3. The third, called matutine setting, is when the Sun may be actually in the oriental horizon, but the star in the occidental. One of the forms of this aspect is called the oriental, succedent setting, invisible; when the star sets immediately after the Sun's rising: another is the precise oriental co-setting, when the star sets at the moment of the Sun's rising: another is the oriental, precedent, and visible setting, when the Sun does not rise until immediately after the setting of the star.
4. The fourth aspect is named meridianal subsolar, and takes place when the Sun is actually on the meridian, but the star on the oriental horizon. Of this, one is diurnal and invisible; when the star rises while the Sun is posited on the meridian above the earth: another is nocturnal and visible; when the star rises while the Sun is placed on the meridian below the earth.
5. The fifth is called meridianal location in the mid-heaven; when the Sun, as well as the star, may be at the same time on the meridian. Of this aspect, two sorts are diurnal and invisible; when the star is on the meridian above the earth, together with the Sun, or on that below
the earth, diametrically opposite to the Sun. Two also are nocturnal, and of these, one is invisible; when the star is on the meridian under the earth, together with the Sun: the other, however, is visible; when the star is on the meridian above the earth, diametrically opposite to the Sun.
6. The sixth is meridianal setting; when the star is found on the occidental horizon, while the Sun is on the meridian. Of this, one species is diurnal and invisible; when the star sets while the Sun is above the earth on the meridian: the other is nocturnal and visible; when the star sets while the Sun is on the meridian below the earth.
7. The seventh aspect is called vespertine subsolar; when the star is found on the oriental horizon, while the Sun is posited on the occidental horizon. One form of this aspect is the vespertine succedent rising, visible; when the star rises immediately after sunset: another is the precise vespertine co-rising; when the star rises and the Sun sets at one and the same time: another is the precedent, vespertine rising, invisible; when the star rises immediately before the Sun sets.
8. The eighth is named vespertine location in the mid-heaven; when the star is on the meridian, either above or below the earth, while the Sun is placed on the occidental horizon. Of this aspect, one kind is called a visible vespertine location in the mid-heaven; when the star is found there immediately after sunset: another is the precise vespertine location in the mid-heaven; when the star is found there at the moment of sunset; another is the vespertine precedent location in the mid-heaven, invisible; when the star arrives there immediately before sunset.
9. The ninth aspect is called vespertine setting; when the star, together with the Sun, is on the occidental horizon. One form of this aspect is the vespertine, succedent and visible setting; when the star, at the commencement of its occultation, sets immediately after the Sun: another is the precise vespertine setting; when the star sets at the same moment with the Sun: another is the precedent, invisible setting; when the star, before it emerges from its occultation, sets before the Sun.

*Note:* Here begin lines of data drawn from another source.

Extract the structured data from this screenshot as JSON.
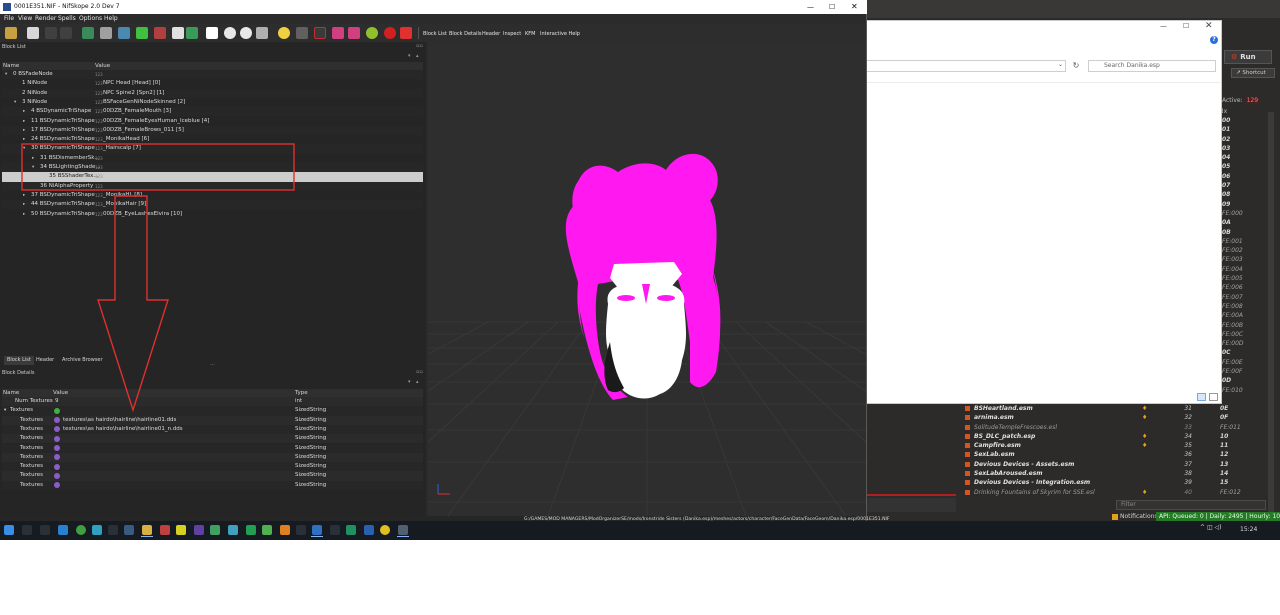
{
  "nifskope": {
    "title": "0001E351.NIF - NifSkope 2.0 Dev 7",
    "menu": [
      "File",
      "View",
      "Render",
      "Spells",
      "Options",
      "Help"
    ],
    "toolbar_text": [
      "Block List",
      "Block Details",
      "Header",
      "Inspect",
      "KFM",
      "Interactive Help"
    ],
    "block_list": {
      "title": "Block List",
      "columns": [
        "Name",
        "Value"
      ],
      "rows": [
        {
          "name": "0 BSFadeNode",
          "value": "",
          "depth": 0,
          "arrow": "open"
        },
        {
          "name": "1 NiNode",
          "value": "NPC Head [Head] [0]",
          "depth": 1,
          "arrow": ""
        },
        {
          "name": "2 NiNode",
          "value": "NPC Spine2 [Spn2] [1]",
          "depth": 1,
          "arrow": ""
        },
        {
          "name": "3 NiNode",
          "value": "BSFaceGenNiNodeSkinned [2]",
          "depth": 1,
          "arrow": "open"
        },
        {
          "name": "4 BSDynamicTriShape",
          "value": "00DZB_FemaleMouth [3]",
          "depth": 2,
          "arrow": "closed"
        },
        {
          "name": "11 BSDynamicTriShape",
          "value": "00DZB_FemaleEyesHuman_Iceblue [4]",
          "depth": 2,
          "arrow": "closed"
        },
        {
          "name": "17 BSDynamicTriShape",
          "value": "00DZB_FemaleBrows_011 [5]",
          "depth": 2,
          "arrow": "closed"
        },
        {
          "name": "24 BSDynamicTriShape",
          "value": "_MonikaHead [6]",
          "depth": 2,
          "arrow": "closed"
        },
        {
          "name": "30 BSDynamicTriShape",
          "value": "_Hairscalp [7]",
          "depth": 2,
          "arrow": "open"
        },
        {
          "name": "31 BSDismemberSk...",
          "value": "",
          "depth": 3,
          "arrow": "closed"
        },
        {
          "name": "34 BSLightingShade...",
          "value": "",
          "depth": 3,
          "arrow": "open"
        },
        {
          "name": "35 BSShaderTex...",
          "value": "",
          "depth": 4,
          "arrow": "",
          "selected": true
        },
        {
          "name": "36 NiAlphaProperty",
          "value": "",
          "depth": 3,
          "arrow": ""
        },
        {
          "name": "37 BSDynamicTriShape",
          "value": "_MonikaHL [8]",
          "depth": 2,
          "arrow": "closed"
        },
        {
          "name": "44 BSDynamicTriShape",
          "value": "_MonikaHair [9]",
          "depth": 2,
          "arrow": "closed"
        },
        {
          "name": "50 BSDynamicTriShape",
          "value": "00DZB_EyeLashesElvira [10]",
          "depth": 2,
          "arrow": "closed"
        }
      ]
    },
    "tabs": [
      "Block List",
      "Header",
      "Archive Browser"
    ],
    "block_details": {
      "title": "Block Details",
      "columns": [
        "Name",
        "Value",
        "Type"
      ],
      "rows": [
        {
          "name": "Num Textures",
          "value": "9",
          "type": "int",
          "indent": 1,
          "icon": ""
        },
        {
          "name": "Textures",
          "value": "",
          "type": "SizedString",
          "indent": 0,
          "icon": "green",
          "arrow": "open"
        },
        {
          "name": "Textures",
          "value": "textures\\as hairdo\\hairline\\hairline01.dds",
          "type": "SizedString",
          "indent": 2,
          "icon": "purple"
        },
        {
          "name": "Textures",
          "value": "textures\\as hairdo\\hairline\\hairline01_n.dds",
          "type": "SizedString",
          "indent": 2,
          "icon": "purple"
        },
        {
          "name": "Textures",
          "value": "",
          "type": "SizedString",
          "indent": 2,
          "icon": "purple"
        },
        {
          "name": "Textures",
          "value": "",
          "type": "SizedString",
          "indent": 2,
          "icon": "purple"
        },
        {
          "name": "Textures",
          "value": "",
          "type": "SizedString",
          "indent": 2,
          "icon": "purple"
        },
        {
          "name": "Textures",
          "value": "",
          "type": "SizedString",
          "indent": 2,
          "icon": "purple"
        },
        {
          "name": "Textures",
          "value": "",
          "type": "SizedString",
          "indent": 2,
          "icon": "purple"
        },
        {
          "name": "Textures",
          "value": "",
          "type": "SizedString",
          "indent": 2,
          "icon": "purple"
        }
      ]
    },
    "status_path": "G:/GAMES/MOD MANAGERS/ModOrganizerSE/mods/Ironstride Sisters (Danika.esp)/meshes/actors/character/FaceGenData/FaceGeom/Danika.esp/0001E351.NIF"
  },
  "explorer": {
    "search_placeholder": "Search Danika.esp",
    "window_controls": [
      "—",
      "☐",
      "✕"
    ],
    "help": "?"
  },
  "mod_organizer": {
    "run_label": "Run",
    "shortcut_label": "Shortcut",
    "active_label": "Active:",
    "active_count": "129",
    "index_header": "Idx",
    "index_column": [
      "00",
      "01",
      "02",
      "03",
      "04",
      "05",
      "06",
      "07",
      "08",
      "09",
      "FE:000",
      "0A",
      "0B",
      "FE:001",
      "FE:002",
      "FE:003",
      "FE:004",
      "FE:005",
      "FE:006",
      "FE:007",
      "FE:008",
      "FE:00A",
      "FE:00B",
      "FE:00C",
      "FE:00D",
      "0C",
      "FE:00E",
      "FE:00F",
      "0D",
      "FE:010"
    ],
    "plugins": [
      {
        "name": "BSHeartland.esm",
        "priority": "31",
        "index": "0E",
        "flag": true,
        "light": false
      },
      {
        "name": "arnima.esm",
        "priority": "32",
        "index": "0F",
        "flag": true,
        "light": false
      },
      {
        "name": "SolitudeTempleFrescoes.esl",
        "priority": "33",
        "index": "FE:011",
        "flag": false,
        "light": true
      },
      {
        "name": "BS_DLC_patch.esp",
        "priority": "34",
        "index": "10",
        "flag": true,
        "light": false
      },
      {
        "name": "Campfire.esm",
        "priority": "35",
        "index": "11",
        "flag": true,
        "light": false
      },
      {
        "name": "SexLab.esm",
        "priority": "36",
        "index": "12",
        "flag": false,
        "light": false
      },
      {
        "name": "Devious Devices - Assets.esm",
        "priority": "37",
        "index": "13",
        "flag": false,
        "light": false
      },
      {
        "name": "SexLabAroused.esm",
        "priority": "38",
        "index": "14",
        "flag": false,
        "light": false
      },
      {
        "name": "Devious Devices - Integration.esm",
        "priority": "39",
        "index": "15",
        "flag": false,
        "light": false
      },
      {
        "name": "Drinking Fountains of Skyrim for SSE.esl",
        "priority": "40",
        "index": "FE:012",
        "flag": true,
        "light": true
      }
    ],
    "filter_placeholder": "Filter",
    "notifications": "Notifications",
    "api_status": "API: Queued: 0 | Daily: 2495 | Hourly: 100"
  },
  "taskbar": {
    "clock": "15:24"
  },
  "colors": {
    "annotation_red": "#e03030",
    "hair_magenta": "#ff18f0",
    "face_white": "#ffffff",
    "api_green": "#257a25"
  }
}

144:1 That is to say, by the opposition, trine, &c.
146:1 On this side of the equator.